[TASK BRIEF]: Type out the records that follow, exactly as given.

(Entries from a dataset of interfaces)
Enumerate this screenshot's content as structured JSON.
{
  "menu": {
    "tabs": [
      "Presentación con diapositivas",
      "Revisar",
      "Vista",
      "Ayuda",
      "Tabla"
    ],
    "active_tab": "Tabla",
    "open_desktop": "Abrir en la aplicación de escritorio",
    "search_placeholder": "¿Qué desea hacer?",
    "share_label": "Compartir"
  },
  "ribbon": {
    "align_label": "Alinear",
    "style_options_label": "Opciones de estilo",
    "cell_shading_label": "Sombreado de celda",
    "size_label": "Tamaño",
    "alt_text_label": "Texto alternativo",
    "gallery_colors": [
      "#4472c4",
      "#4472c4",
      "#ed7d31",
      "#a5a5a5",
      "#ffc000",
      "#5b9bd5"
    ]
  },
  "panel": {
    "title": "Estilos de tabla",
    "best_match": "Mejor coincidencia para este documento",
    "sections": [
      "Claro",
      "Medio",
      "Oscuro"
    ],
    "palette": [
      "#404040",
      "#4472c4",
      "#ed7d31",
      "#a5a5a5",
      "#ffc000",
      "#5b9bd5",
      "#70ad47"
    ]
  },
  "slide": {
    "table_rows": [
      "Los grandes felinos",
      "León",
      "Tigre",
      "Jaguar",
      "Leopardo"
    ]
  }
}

[RESPONSE AREA]:
Enumerate this screenshot's content as structured JSON.
{
  "menu": {
    "tabs": [
      "Presentación con diapositivas",
      "Revisar",
      "Vista",
      "Ayuda",
      "Tabla"
    ],
    "active_tab": "Tabla",
    "open_desktop": "Abrir en la aplicación de escritorio",
    "search_placeholder": "¿Qué desea hacer?",
    "share_label": "Compartir"
  },
  "ribbon": {
    "align_label": "Alinear",
    "style_options_label": "Opciones de estilo",
    "cell_shading_label": "Sombreado de celda",
    "size_label": "Tamaño",
    "alt_text_label": "Texto alternativo",
    "gallery_colors": [
      "#4472c4",
      "#4472c4",
      "#ed7d31",
      "#a5a5a5",
      "#ffc000",
      "#5b9bd5"
    ]
  },
  "panel": {
    "title": "Estilos de tabla",
    "best_match": "Mejor coincidencia para este documento",
    "sections": [
      "Claro",
      "Medio",
      "Oscuro"
    ],
    "palette": [
      "#404040",
      "#4472c4",
      "#ed7d31",
      "#a5a5a5",
      "#ffc000",
      "#5b9bd5",
      "#70ad47"
    ]
  },
  "slide": {
    "table_rows": [
      "Los grandes felinos",
      "León",
      "Tigre",
      "Jaguar",
      "Leopardo"
    ]
  }
}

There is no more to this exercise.